**Your instructions**
An exact copy of every record below is needed, with all pictures removed.

**Records for the task**
◇ ◇ ◇
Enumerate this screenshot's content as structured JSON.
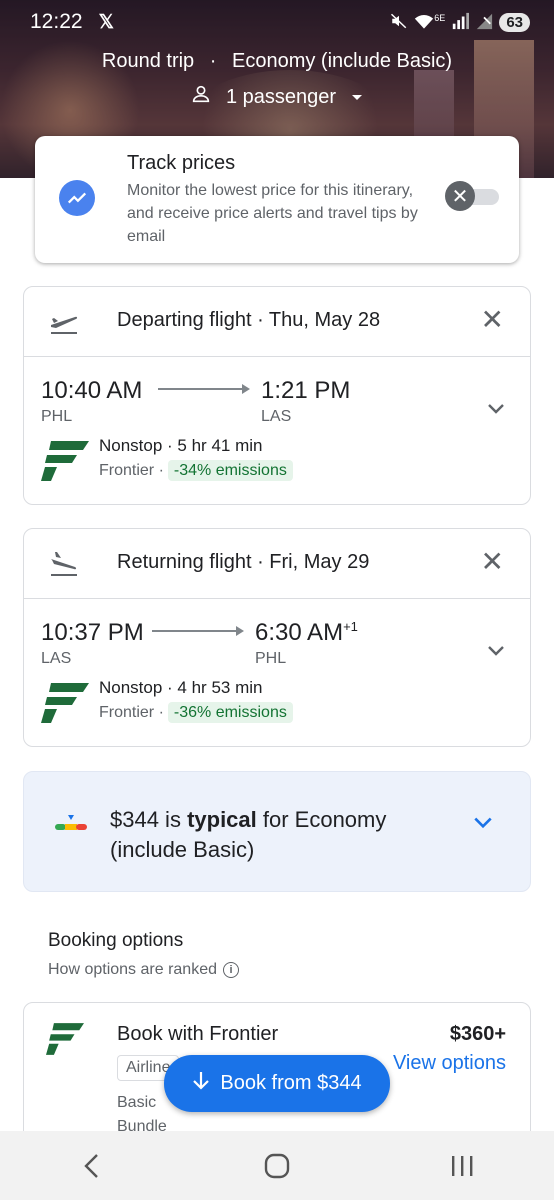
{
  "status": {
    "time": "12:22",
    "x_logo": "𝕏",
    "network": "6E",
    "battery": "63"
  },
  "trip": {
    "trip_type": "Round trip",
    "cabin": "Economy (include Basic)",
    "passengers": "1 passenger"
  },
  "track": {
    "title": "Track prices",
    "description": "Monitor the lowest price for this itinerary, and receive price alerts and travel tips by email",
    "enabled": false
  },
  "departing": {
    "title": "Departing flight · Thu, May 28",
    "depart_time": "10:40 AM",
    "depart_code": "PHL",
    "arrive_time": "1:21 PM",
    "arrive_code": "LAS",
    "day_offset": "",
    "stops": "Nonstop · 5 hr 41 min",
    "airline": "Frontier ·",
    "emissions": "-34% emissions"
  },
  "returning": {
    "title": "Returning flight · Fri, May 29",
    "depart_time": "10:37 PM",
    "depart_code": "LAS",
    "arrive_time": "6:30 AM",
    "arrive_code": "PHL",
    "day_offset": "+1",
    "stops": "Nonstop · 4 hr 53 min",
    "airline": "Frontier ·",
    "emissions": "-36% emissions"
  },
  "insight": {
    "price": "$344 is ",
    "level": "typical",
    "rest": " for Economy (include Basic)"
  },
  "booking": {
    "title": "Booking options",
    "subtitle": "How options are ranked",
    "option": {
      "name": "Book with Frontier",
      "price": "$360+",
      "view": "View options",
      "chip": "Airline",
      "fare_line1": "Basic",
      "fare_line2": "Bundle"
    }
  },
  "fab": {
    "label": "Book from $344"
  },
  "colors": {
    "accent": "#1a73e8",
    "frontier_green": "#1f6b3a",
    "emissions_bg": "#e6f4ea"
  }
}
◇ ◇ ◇
**Output for this exercise**
Enumerate this screenshot's content as structured JSON.
{
  "status": {
    "time": "12:22",
    "x_logo": "𝕏",
    "network": "6E",
    "battery": "63"
  },
  "trip": {
    "trip_type": "Round trip",
    "cabin": "Economy (include Basic)",
    "passengers": "1 passenger"
  },
  "track": {
    "title": "Track prices",
    "description": "Monitor the lowest price for this itinerary, and receive price alerts and travel tips by email",
    "enabled": false
  },
  "departing": {
    "title": "Departing flight · Thu, May 28",
    "depart_time": "10:40 AM",
    "depart_code": "PHL",
    "arrive_time": "1:21 PM",
    "arrive_code": "LAS",
    "day_offset": "",
    "stops": "Nonstop · 5 hr 41 min",
    "airline": "Frontier ·",
    "emissions": "-34% emissions"
  },
  "returning": {
    "title": "Returning flight · Fri, May 29",
    "depart_time": "10:37 PM",
    "depart_code": "LAS",
    "arrive_time": "6:30 AM",
    "arrive_code": "PHL",
    "day_offset": "+1",
    "stops": "Nonstop · 4 hr 53 min",
    "airline": "Frontier ·",
    "emissions": "-36% emissions"
  },
  "insight": {
    "price": "$344 is ",
    "level": "typical",
    "rest": " for Economy (include Basic)"
  },
  "booking": {
    "title": "Booking options",
    "subtitle": "How options are ranked",
    "option": {
      "name": "Book with Frontier",
      "price": "$360+",
      "view": "View options",
      "chip": "Airline",
      "fare_line1": "Basic",
      "fare_line2": "Bundle"
    }
  },
  "fab": {
    "label": "Book from $344"
  },
  "colors": {
    "accent": "#1a73e8",
    "frontier_green": "#1f6b3a",
    "emissions_bg": "#e6f4ea"
  }
}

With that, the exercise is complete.